**ABOUT THIS EXERCISE**
Copy every line from the material below that holds "return".
====================
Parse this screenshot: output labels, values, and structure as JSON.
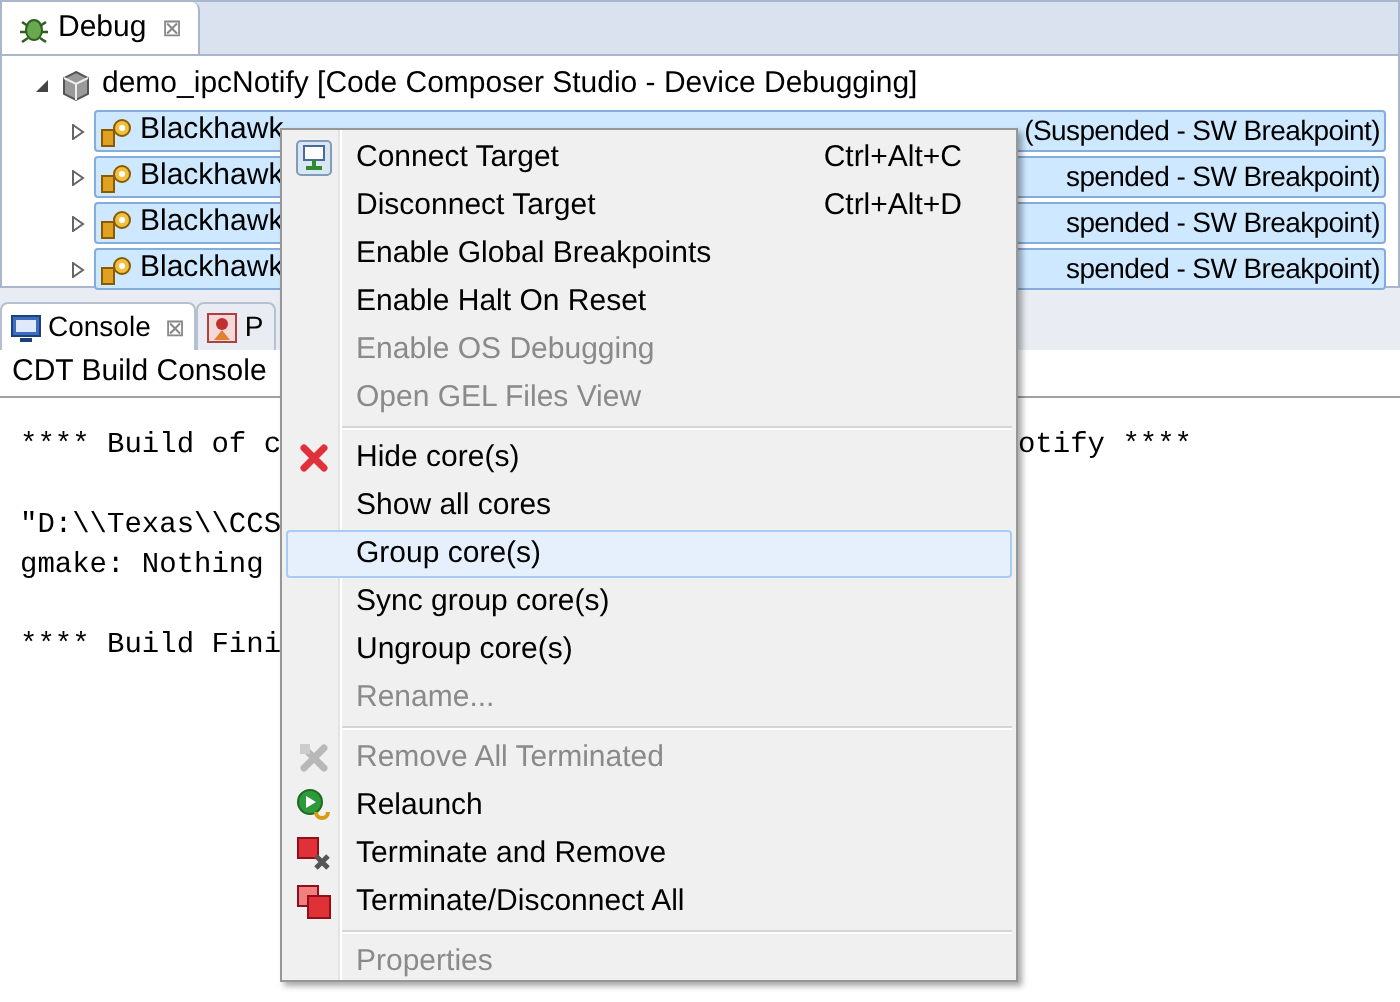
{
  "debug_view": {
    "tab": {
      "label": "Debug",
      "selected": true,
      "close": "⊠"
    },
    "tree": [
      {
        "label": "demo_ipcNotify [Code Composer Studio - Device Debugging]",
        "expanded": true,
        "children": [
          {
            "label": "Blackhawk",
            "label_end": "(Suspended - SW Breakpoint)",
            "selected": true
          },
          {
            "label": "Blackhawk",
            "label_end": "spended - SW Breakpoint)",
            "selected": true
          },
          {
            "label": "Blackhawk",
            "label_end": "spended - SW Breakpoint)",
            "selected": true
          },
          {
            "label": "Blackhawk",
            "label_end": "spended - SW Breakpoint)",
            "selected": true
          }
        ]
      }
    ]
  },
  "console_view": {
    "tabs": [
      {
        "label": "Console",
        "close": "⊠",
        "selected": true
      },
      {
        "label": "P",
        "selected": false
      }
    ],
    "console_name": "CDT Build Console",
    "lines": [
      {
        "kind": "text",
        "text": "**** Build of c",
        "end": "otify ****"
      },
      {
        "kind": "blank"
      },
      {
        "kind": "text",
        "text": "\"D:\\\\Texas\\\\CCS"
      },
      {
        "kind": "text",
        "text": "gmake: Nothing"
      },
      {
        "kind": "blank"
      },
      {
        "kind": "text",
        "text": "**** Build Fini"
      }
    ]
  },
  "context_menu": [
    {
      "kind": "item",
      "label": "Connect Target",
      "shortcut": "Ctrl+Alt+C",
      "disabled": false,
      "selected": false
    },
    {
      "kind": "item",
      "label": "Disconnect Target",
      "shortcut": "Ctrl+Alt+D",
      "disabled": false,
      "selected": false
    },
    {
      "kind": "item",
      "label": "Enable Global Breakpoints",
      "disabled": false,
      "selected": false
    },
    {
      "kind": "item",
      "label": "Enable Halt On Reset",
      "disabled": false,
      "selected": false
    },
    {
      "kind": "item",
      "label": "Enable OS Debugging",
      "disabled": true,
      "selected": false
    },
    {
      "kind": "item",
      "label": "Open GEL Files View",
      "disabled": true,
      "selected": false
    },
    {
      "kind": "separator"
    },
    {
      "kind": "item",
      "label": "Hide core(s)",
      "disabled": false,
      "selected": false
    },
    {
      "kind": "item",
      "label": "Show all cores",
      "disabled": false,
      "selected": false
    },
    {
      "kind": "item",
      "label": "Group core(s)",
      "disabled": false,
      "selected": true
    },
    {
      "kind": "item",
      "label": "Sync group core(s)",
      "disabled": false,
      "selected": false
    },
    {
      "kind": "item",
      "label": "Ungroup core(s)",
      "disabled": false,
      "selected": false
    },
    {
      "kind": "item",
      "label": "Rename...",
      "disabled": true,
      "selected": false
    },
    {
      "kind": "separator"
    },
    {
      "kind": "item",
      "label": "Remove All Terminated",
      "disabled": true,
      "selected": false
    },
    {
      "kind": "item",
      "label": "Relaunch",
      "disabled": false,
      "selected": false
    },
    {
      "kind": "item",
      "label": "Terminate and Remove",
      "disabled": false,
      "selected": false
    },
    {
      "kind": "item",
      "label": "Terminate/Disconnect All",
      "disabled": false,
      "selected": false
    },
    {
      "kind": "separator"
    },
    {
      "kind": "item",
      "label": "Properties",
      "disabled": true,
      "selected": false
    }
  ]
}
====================
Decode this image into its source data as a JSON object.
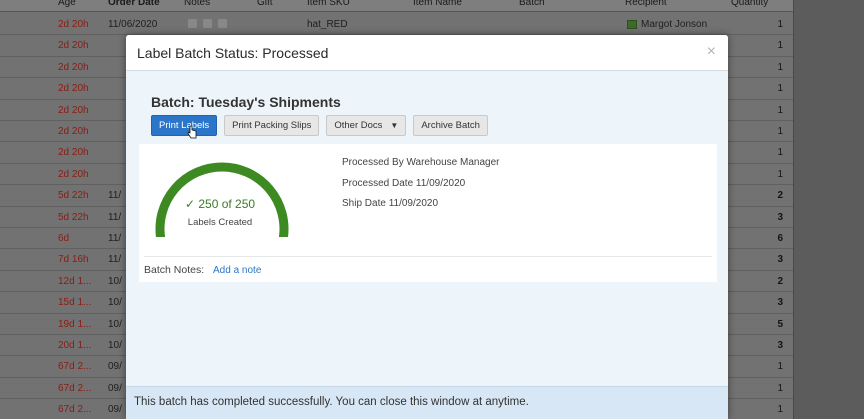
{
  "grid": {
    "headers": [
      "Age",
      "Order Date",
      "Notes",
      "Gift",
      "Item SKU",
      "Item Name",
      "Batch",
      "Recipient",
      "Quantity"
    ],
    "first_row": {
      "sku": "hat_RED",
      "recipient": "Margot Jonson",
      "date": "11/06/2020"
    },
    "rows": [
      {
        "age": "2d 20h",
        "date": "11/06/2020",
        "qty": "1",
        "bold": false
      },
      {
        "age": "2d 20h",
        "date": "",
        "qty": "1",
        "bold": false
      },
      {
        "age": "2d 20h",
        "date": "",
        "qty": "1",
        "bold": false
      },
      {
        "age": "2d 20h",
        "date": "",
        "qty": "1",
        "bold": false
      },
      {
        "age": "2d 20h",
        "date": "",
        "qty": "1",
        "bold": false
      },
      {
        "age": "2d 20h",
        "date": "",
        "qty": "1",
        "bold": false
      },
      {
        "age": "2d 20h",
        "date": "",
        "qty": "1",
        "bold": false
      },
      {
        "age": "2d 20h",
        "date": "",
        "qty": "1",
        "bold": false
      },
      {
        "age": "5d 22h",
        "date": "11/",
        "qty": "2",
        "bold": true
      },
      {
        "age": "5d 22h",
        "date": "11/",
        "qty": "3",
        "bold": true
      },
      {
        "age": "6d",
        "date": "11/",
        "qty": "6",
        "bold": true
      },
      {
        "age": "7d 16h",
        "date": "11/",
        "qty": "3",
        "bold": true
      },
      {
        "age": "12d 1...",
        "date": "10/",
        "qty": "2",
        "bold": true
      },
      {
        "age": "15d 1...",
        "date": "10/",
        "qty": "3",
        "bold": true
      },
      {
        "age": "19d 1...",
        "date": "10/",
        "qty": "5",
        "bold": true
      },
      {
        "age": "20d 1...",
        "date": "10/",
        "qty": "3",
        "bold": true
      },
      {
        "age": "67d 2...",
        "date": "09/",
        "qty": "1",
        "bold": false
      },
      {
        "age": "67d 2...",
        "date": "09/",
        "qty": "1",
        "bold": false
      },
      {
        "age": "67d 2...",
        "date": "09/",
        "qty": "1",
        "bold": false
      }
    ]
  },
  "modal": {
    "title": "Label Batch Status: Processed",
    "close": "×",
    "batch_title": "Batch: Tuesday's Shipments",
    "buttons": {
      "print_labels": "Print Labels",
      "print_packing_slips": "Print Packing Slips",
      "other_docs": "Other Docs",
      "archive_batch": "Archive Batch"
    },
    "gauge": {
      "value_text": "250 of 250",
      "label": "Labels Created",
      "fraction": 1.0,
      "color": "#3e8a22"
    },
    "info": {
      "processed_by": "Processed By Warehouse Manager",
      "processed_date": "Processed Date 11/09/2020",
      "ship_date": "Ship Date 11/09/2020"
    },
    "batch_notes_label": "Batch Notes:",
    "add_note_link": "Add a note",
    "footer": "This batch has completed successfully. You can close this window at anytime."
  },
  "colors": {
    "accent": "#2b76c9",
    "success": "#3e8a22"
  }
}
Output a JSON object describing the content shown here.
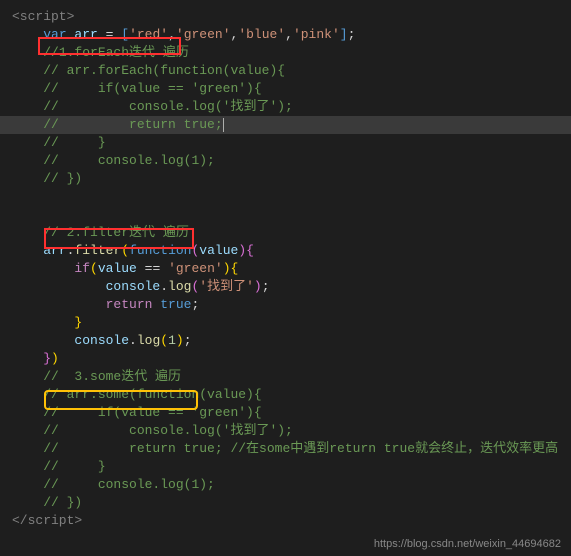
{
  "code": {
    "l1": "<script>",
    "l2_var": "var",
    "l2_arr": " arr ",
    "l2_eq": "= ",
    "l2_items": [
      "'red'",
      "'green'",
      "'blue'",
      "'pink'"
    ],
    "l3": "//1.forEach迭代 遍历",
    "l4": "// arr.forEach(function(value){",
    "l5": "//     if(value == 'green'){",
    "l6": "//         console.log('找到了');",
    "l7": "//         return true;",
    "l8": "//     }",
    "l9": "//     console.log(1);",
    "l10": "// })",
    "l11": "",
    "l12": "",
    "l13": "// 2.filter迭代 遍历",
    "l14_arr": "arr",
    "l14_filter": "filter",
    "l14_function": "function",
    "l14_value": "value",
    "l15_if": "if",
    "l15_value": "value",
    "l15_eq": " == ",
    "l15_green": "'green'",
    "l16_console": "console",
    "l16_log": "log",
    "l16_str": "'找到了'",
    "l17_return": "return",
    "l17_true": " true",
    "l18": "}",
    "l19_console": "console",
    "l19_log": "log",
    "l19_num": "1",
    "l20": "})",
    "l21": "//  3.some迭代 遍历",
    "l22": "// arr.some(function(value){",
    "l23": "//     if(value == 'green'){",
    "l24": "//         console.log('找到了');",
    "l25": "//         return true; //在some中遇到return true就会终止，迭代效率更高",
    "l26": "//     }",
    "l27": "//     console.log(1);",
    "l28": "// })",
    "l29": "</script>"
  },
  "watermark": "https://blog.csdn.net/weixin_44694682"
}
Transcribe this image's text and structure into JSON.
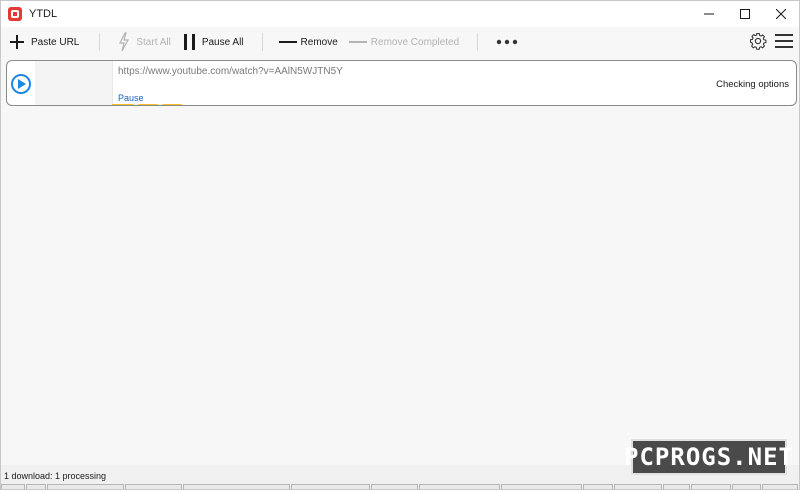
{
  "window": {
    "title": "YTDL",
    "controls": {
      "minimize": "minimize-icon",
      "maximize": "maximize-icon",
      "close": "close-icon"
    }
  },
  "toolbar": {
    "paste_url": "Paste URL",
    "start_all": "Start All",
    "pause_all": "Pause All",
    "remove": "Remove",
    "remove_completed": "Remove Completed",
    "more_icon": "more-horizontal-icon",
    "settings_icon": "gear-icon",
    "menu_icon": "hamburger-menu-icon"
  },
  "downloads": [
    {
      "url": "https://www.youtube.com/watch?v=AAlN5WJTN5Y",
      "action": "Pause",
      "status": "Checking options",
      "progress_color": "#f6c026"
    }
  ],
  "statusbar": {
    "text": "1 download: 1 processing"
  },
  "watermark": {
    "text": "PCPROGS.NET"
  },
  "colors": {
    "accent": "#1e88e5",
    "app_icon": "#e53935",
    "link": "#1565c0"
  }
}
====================
**SOLVED EXERCISE**
    "l7": "//         return true;",
    "l17_return": "return",
    "l25": "//         return true; //在some中遇到return true就会终止，迭代效率更高",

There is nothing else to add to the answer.